Head: Very expressive, relatively short and the width is proportional to the length the head is set gracefully on the neck.
Throat and jaw: The jaw bones are not heavy and are spread wide apart to allow the horse to breathe easily while at work.
Nose: The nasal bone is slightly hollow or straight, nostrils are wide.
Eyes: Large, clear, shining eyes.
Ears: Small and alert with the tips pointing slightly toward each other.
Back: The back is not too long and is well muscled. A slightly low back is allowed.
Withers: The withers are well developed, prominent and blend gradually into the back.
Chest: Chest should be strong and muscular with a good width.
Shoulder: The shoulders are long and sloping and are set widely enough apart to form a good chest.
Hindquarters: Good length, slopes slightly downward, wide and muscular. It should neither form a point or be overly rounded. The tail should not be set too low.
Neck: The neck is lightly arched at the crest. It is long enough for the horse to bend properly and is adequately muscled. The neck is set on high and the lower neckline does not bulge between the throat and the chest.
Fore Legs: The forelegs must be properly positioned, when viewed from the front they are set parallel with a hoof width of space at the ground. Viewed from the side they are perpendicular down through the fetlock joint. The cannon bone is not too long. the forearm however has good length. The pastern is resilient, of good length and is at a 45 degree angle to the ground.
Rear Legs: The hind legs when viewed from the rear are straight. Viewed from the side the legs are set directly under the hind quarters and are strong. The hind cannon is a little longer than in front.
Hoof: The hoofs are wide, strong and sound.
Hair & Movement
Hair: Mane and tail should be long and thick. Hairs are usually wavy however straight is acceptable.
Feathering: Long, silky hair on the lower legs must be left untrimmed.
Movement: The walk is straight is vigorous and springy. There is good length of stride and the hind quarters swing forward with power. The trot is a reaching, forward movement with power from the hind quarters.
It is elevated, light-footed and the canter is well supported and lively with sufficient power from the hind quarters.
The Faux Friesian is predominantly Black do to the high Purebred Friesian Blood(75.1% - 99.9%), though all colors & patterns can accrue.
Colors is preferred order:
Black, Bay, Brown, Chestnut, Grey(over the previous colors), All other solid colors except double creams , Pinto & Appy patterns,
Horses being homozygous for genes other than black will be rare as most Freisians are homozygous black. Though if you can keep the color going over the generations & breed said horse to another Faux Friesian of a similar/same color than colors like cremellos, perlinos, smokey cream & homozygous pearls are possible.
see general rules for acceptance of CAP created Faux Friesians.
The temperament of the Friesian horse is loyal, willing, placid and cheerful.

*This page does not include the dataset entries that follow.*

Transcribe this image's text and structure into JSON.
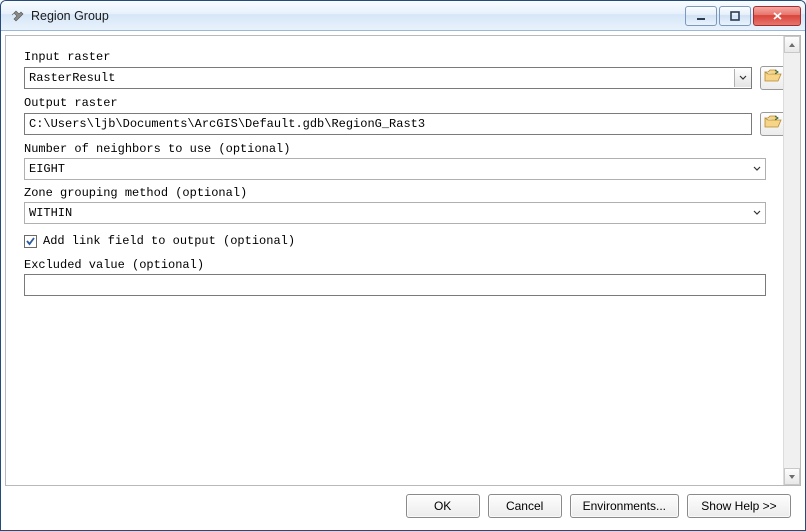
{
  "window": {
    "title": "Region Group"
  },
  "form": {
    "input_raster_label": "Input raster",
    "input_raster_value": "RasterResult",
    "output_raster_label": "Output raster",
    "output_raster_value": "C:\\Users\\ljb\\Documents\\ArcGIS\\Default.gdb\\RegionG_Rast3",
    "neighbors_label": "Number of neighbors to use (optional)",
    "neighbors_value": "EIGHT",
    "zone_label": "Zone grouping method (optional)",
    "zone_value": "WITHIN",
    "addlink_checked": true,
    "addlink_label": "Add link field to output (optional)",
    "excluded_label": "Excluded value (optional)",
    "excluded_value": ""
  },
  "buttons": {
    "ok": "OK",
    "cancel": "Cancel",
    "environments": "Environments...",
    "showhelp": "Show Help >>"
  }
}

They are very people oriented and highly intelligent with an uncanny ability to retain knowledge. Friesians bond closely with their owners and will follow them through a scary situation based on trust alone.
NOTE-The Standards for the Friesian where used but slightly modified for color as the Faux Friesian dose not have standards that I could find, The Faux Friesian is a term used by the HH to describe horses being registered with a high % of Pure Friesian Blood up to 99.9%, A Faux Friesian is the next best thing to a purebred Friesian with color as a added bonus :)